───── TASK MATERIAL ─────

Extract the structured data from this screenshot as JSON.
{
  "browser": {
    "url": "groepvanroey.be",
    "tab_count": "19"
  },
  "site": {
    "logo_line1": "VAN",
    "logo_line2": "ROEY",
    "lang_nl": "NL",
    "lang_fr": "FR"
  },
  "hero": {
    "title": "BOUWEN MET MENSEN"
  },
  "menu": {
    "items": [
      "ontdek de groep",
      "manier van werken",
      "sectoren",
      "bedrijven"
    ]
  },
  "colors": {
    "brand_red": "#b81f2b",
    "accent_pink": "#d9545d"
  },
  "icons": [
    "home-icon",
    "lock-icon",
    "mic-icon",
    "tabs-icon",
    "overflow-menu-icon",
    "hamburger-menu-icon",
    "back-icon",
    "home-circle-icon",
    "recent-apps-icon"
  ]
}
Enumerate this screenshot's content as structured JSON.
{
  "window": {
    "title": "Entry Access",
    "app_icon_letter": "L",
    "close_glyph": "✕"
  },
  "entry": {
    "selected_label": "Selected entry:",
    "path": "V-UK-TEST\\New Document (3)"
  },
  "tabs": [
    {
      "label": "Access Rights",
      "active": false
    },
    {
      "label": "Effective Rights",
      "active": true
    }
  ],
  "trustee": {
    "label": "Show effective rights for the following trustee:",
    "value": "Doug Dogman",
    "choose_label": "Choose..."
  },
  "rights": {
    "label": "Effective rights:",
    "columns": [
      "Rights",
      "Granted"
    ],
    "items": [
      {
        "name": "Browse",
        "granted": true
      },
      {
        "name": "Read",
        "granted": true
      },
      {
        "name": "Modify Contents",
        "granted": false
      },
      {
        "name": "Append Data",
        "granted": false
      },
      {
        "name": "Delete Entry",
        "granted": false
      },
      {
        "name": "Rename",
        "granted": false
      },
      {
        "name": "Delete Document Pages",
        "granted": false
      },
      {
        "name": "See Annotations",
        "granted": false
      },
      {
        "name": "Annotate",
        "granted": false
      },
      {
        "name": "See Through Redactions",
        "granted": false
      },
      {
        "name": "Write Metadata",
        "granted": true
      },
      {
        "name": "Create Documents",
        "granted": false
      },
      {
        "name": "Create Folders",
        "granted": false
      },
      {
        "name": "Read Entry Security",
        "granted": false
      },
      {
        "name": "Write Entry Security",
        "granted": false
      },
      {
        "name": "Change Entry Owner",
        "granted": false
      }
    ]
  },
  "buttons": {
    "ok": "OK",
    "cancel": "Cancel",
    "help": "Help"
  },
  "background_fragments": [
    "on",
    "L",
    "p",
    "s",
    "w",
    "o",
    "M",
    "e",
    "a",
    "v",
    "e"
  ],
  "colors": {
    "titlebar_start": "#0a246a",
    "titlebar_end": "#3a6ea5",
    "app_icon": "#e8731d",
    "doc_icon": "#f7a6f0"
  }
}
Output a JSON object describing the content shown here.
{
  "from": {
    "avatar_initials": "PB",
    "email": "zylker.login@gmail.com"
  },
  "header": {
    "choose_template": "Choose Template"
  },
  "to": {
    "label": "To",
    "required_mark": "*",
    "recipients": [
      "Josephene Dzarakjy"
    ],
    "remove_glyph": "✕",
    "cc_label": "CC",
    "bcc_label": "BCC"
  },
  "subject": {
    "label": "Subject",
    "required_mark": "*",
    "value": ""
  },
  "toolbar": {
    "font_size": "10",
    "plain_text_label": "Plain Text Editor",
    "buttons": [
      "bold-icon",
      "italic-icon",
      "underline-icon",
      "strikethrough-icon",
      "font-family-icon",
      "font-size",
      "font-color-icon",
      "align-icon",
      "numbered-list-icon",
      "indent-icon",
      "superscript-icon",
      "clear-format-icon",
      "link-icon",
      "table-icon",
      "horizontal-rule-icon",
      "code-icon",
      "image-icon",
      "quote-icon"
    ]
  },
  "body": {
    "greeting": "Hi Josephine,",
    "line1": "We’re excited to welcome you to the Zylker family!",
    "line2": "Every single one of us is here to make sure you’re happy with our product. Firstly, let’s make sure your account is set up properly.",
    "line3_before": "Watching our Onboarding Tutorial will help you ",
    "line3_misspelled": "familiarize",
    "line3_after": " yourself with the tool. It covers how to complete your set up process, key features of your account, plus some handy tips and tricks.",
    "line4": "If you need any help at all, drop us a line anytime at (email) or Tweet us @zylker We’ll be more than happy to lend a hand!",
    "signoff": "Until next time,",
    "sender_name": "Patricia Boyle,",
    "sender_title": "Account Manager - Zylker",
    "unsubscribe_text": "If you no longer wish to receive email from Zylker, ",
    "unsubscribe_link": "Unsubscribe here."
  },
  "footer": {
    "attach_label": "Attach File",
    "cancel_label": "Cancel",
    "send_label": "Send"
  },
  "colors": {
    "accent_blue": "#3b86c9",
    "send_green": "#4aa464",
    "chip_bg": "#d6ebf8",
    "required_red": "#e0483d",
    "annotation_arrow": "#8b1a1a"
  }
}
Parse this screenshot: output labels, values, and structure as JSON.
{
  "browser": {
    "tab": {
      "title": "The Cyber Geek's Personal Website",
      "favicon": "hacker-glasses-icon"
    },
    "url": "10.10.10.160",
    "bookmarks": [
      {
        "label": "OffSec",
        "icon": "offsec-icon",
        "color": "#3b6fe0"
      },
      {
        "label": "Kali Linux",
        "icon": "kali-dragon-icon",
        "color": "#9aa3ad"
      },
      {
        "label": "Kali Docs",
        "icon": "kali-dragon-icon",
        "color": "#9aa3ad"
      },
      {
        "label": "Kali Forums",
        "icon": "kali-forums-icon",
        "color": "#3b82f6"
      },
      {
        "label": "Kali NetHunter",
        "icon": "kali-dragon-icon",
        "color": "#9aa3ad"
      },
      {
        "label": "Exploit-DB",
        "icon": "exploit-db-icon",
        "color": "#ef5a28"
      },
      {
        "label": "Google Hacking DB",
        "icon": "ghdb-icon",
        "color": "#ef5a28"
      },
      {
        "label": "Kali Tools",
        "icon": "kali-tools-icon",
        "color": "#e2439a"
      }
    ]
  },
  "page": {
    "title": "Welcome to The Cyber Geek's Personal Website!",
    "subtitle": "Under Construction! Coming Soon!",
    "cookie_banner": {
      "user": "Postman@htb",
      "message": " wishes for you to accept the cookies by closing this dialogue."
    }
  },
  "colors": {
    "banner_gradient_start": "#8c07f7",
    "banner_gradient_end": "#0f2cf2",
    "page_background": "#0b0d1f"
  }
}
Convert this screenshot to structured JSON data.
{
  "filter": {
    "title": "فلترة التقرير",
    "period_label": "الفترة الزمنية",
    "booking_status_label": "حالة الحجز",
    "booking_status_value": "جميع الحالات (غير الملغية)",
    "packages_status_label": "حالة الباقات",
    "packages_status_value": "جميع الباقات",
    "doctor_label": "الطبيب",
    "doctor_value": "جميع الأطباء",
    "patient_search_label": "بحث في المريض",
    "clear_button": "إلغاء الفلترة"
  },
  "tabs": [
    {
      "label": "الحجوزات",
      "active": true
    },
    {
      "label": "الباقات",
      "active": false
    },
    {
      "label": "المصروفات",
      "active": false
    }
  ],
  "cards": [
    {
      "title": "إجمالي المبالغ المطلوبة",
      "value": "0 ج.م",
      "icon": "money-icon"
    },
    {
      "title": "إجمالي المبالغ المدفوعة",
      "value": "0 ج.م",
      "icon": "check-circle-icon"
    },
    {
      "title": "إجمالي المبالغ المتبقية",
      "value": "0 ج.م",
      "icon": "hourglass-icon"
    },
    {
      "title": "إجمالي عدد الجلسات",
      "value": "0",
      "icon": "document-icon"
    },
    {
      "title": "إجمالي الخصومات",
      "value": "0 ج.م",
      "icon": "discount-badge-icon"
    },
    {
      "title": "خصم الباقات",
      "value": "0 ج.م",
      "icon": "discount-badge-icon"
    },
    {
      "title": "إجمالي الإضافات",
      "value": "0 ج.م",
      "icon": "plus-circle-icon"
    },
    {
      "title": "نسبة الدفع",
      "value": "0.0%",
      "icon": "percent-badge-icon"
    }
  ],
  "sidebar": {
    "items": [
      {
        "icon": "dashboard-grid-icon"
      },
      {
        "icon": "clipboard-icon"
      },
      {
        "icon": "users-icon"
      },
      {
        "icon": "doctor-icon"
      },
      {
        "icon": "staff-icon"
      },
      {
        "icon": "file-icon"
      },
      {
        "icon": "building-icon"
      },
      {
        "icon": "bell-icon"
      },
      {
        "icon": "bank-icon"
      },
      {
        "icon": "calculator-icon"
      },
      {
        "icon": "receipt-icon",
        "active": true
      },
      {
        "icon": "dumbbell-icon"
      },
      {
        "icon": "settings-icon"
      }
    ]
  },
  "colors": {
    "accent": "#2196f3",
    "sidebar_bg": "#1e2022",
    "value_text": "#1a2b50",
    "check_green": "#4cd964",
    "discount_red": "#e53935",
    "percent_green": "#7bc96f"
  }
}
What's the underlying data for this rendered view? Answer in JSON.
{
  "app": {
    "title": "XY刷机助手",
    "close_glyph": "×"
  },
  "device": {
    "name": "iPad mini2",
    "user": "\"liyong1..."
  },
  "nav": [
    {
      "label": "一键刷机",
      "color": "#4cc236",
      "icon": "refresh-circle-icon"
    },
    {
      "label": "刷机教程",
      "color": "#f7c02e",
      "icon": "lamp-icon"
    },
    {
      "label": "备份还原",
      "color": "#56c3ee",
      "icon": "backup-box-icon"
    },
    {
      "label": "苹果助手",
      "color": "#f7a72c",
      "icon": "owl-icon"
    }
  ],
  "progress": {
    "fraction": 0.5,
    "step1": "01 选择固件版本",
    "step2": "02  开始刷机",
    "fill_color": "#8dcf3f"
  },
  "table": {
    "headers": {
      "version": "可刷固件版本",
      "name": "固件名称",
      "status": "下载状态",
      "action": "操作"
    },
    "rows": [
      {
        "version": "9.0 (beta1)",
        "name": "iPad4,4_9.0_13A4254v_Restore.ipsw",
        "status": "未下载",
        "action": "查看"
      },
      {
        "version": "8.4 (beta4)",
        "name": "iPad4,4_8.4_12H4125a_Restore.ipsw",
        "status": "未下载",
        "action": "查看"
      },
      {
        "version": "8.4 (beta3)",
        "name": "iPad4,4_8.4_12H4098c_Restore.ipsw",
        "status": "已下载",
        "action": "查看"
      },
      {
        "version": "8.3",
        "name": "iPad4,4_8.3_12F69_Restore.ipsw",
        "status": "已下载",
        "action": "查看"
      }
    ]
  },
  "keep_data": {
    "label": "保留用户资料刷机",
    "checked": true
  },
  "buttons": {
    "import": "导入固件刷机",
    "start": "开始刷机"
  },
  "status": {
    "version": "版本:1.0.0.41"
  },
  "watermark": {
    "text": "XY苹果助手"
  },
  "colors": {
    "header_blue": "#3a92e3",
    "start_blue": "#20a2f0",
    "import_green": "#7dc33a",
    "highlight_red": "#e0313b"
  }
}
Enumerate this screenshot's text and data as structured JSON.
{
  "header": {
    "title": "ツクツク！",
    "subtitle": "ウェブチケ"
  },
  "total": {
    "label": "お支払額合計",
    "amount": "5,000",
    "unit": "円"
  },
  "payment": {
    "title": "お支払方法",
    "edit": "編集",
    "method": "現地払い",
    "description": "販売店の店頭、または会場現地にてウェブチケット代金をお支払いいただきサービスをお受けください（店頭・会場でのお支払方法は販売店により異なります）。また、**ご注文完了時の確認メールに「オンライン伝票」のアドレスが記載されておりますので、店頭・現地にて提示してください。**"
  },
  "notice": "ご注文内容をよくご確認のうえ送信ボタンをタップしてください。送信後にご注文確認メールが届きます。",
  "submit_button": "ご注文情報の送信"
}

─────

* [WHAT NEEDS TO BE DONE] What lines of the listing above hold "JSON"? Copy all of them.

* [EXERCISE RESPONSE]
Extract the structured data from this screenshot as JSON.
Enumerate this screenshot's content as structured JSON.
Output a JSON object describing the content shown here.
Parse this screenshot: output labels, values, and structure as JSON.
Convert this screenshot to structured JSON data.
What's the underlying data for this rendered view? Answer in JSON.
Enumerate this screenshot's text and data as structured JSON.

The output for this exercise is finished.